Fashions in turbulence theory.
Back in the 1980s, fractals were all the rage. They were going to solve everything, and turbulence was no exception. The only thing that I can remember from their use in microscopic physics was that the idea was applied to the problem of diffusion-limited aggregation, and I’ve no memory of how successful they were (or were not). In turbulence they were a hot topic for solving the supposed problem of intermittency, and there was a rash of papers decorated with esoteric mathematical terms. This could be regarded as ‘Merely corroborative detail, intended to give artistic verisimilitude to an otherwise bald and unconvincing narrative.’. When these proved inadequate, the next step was multifractals, which rather underlined the fact that this approach was at best a phenomenology, rather than a fundamental theory. And that activity too seems to have died away.
Another fashion of the 1970s/80s was the idea of deterministic chaos. This began around 1963 with the Lorentz system, a set of simple differential equations intended to model atmospheric convection. These equations were readily computed, and it was established that their solutions were sensitive to small changes in initial conditions. With the growing availability of desktop computers in the following decades, low-dimensional dynamical systems of this kind provided a popular playground for mathematicians and we all began to hear about Lorentz attractors, strange attractors, and the butterfly effect. Just to make contact with the previous fashion, the phase space portraits of these systems often were found to have a fractal structure!

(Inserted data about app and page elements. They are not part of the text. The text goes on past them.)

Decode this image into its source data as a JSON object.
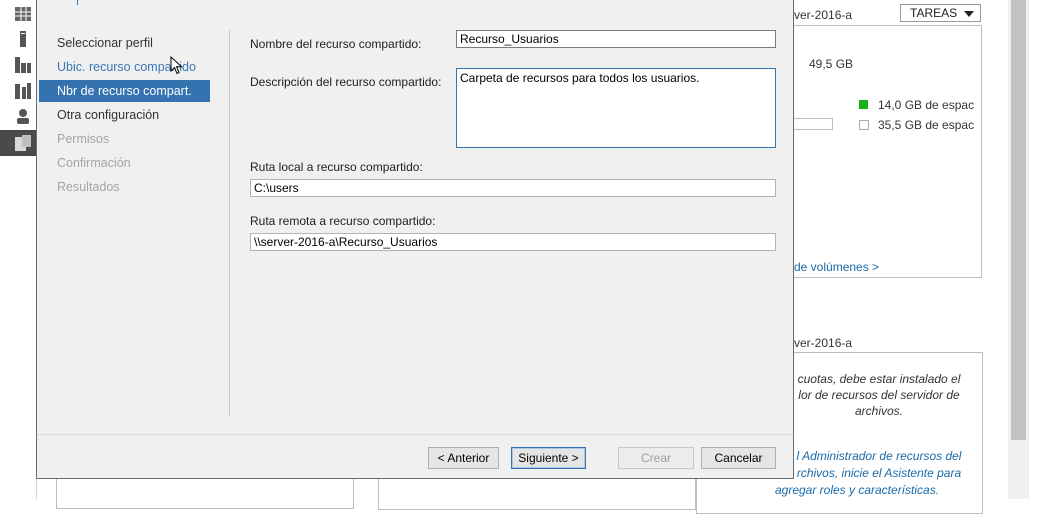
{
  "background": {
    "server_name_top": "ver-2016-a",
    "tasks_button": "TAREAS",
    "capacity": "49,5 GB",
    "used_space": "14,0 GB de espac",
    "free_space": "35,5 GB de espac",
    "used_color": "#16b216",
    "volumes_link": "de volúmenes >",
    "server_name_bottom": "ver-2016-a",
    "quota_note": [
      "cuotas, debe estar instalado el",
      "lor de recursos del servidor de",
      "archivos."
    ],
    "install_link": [
      "l Administrador de recursos del",
      "rchivos, inicie el Asistente para",
      "agregar roles y características."
    ],
    "sidebar_icons": [
      "dashboard-icon",
      "local-server-icon",
      "all-servers-icon",
      "roles-icon",
      "users-icon",
      "file-services-icon"
    ]
  },
  "wizard": {
    "nav": [
      {
        "label": "Seleccionar perfil",
        "state": "normal"
      },
      {
        "label": "Ubic. recurso compartido",
        "state": "link"
      },
      {
        "label": "Nbr de recurso compart.",
        "state": "selected"
      },
      {
        "label": "Otra configuración",
        "state": "normal"
      },
      {
        "label": "Permisos",
        "state": "disabled"
      },
      {
        "label": "Confirmación",
        "state": "disabled"
      },
      {
        "label": "Resultados",
        "state": "disabled"
      }
    ],
    "share_name_label": "Nombre del recurso compartido:",
    "share_name_value": "Recurso_Usuarios",
    "description_label": "Descripción del recurso compartido:",
    "description_value": "Carpeta de recursos para todos los usuarios.",
    "local_path_label": "Ruta local a recurso compartido:",
    "local_path_value": "C:\\users",
    "remote_path_label": "Ruta remota a recurso compartido:",
    "remote_path_value": "\\\\server-2016-a\\Recurso_Usuarios",
    "buttons": {
      "previous": "< Anterior",
      "next": "Siguiente >",
      "create": "Crear",
      "cancel": "Cancelar"
    },
    "accent_color": "#3572b0"
  }
}
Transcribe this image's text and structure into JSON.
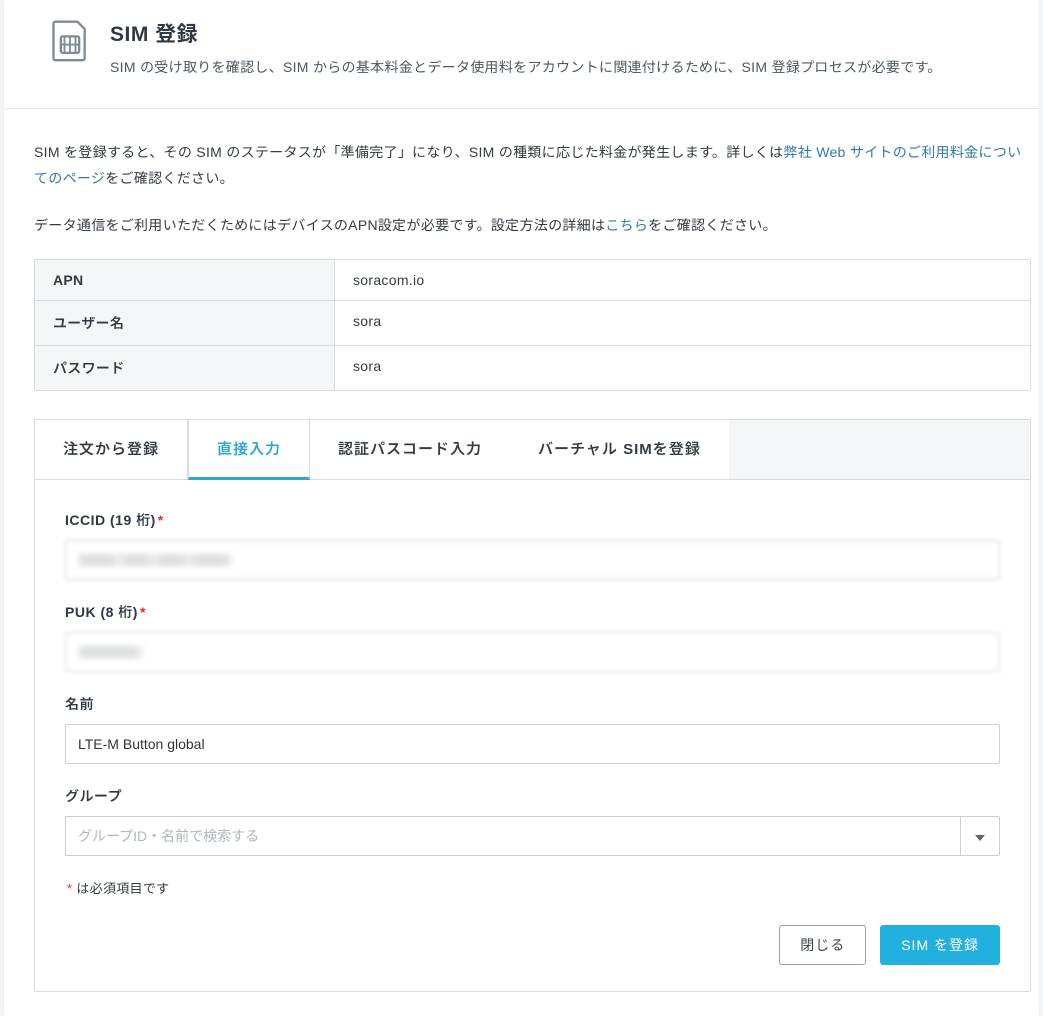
{
  "header": {
    "title": "SIM 登録",
    "subtitle": "SIM の受け取りを確認し、SIM からの基本料金とデータ使用料をアカウントに関連付けるために、SIM 登録プロセスが必要です。"
  },
  "info": {
    "p1_pre": "SIM を登録すると、その SIM のステータスが「準備完了」になり、SIM の種類に応じた料金が発生します。詳しくは",
    "p1_link": "弊社 Web サイトのご利用料金についてのページ",
    "p1_post": "をご確認ください。",
    "p2_pre": "データ通信をご利用いただくためにはデバイスのAPN設定が必要です。設定方法の詳細は",
    "p2_link": "こちら",
    "p2_post": "をご確認ください。"
  },
  "apn_table": {
    "rows": [
      {
        "key": "APN",
        "val": "soracom.io"
      },
      {
        "key": "ユーザー名",
        "val": "sora"
      },
      {
        "key": "パスワード",
        "val": "sora"
      }
    ]
  },
  "tabs": {
    "items": [
      {
        "label": "注文から登録",
        "active": false
      },
      {
        "label": "直接入力",
        "active": true
      },
      {
        "label": "認証パスコード入力",
        "active": false
      },
      {
        "label": "バーチャル SIMを登録",
        "active": false
      }
    ]
  },
  "form": {
    "iccid_label": "ICCID (19 桁)",
    "iccid_value": "00000 0000 0000 00000",
    "puk_label": "PUK (8 桁)",
    "puk_value": "00000000",
    "name_label": "名前",
    "name_value": "LTE-M Button global",
    "group_label": "グループ",
    "group_placeholder": "グループID・名前で検索する",
    "required_note": "は必須項目です"
  },
  "footer": {
    "close": "閉じる",
    "submit": "SIM を登録"
  }
}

In 1990, a reviewer of my first book  rebuked me for saying so little about chaos and asserted that it would be a dominant feature of turbulence theory in the future. Well, thirty years on and we are still waiting for it. The problem with this prediction is that turbulence, in contrast to the low-dimensional models studied by the chaos enthusiasts, involves large numbers of degrees of freedom; and these are all coupled together. As a consequence, the average behaviour of a turbulent fluid is really quite insensitive to fine details of its initial conditions. In reality that butterfly can flap its wings as much as it likes, but it isn’t going to cause a storm.
In fairness, although we have gone back to using our older language of ‘random’ rather than ‘chaotic’ when studying turbulence, the fact remains that deterministic chaos is actually a very useful concept. This is particularly so when taken in the context of complexity, and that will be the subject of our next post.
 W. S. Gilbert, The Mikado, Act 2, 1852.
 W. D. McComb. The Physics of Fluid Turbulence. Oxford University Press, 1990.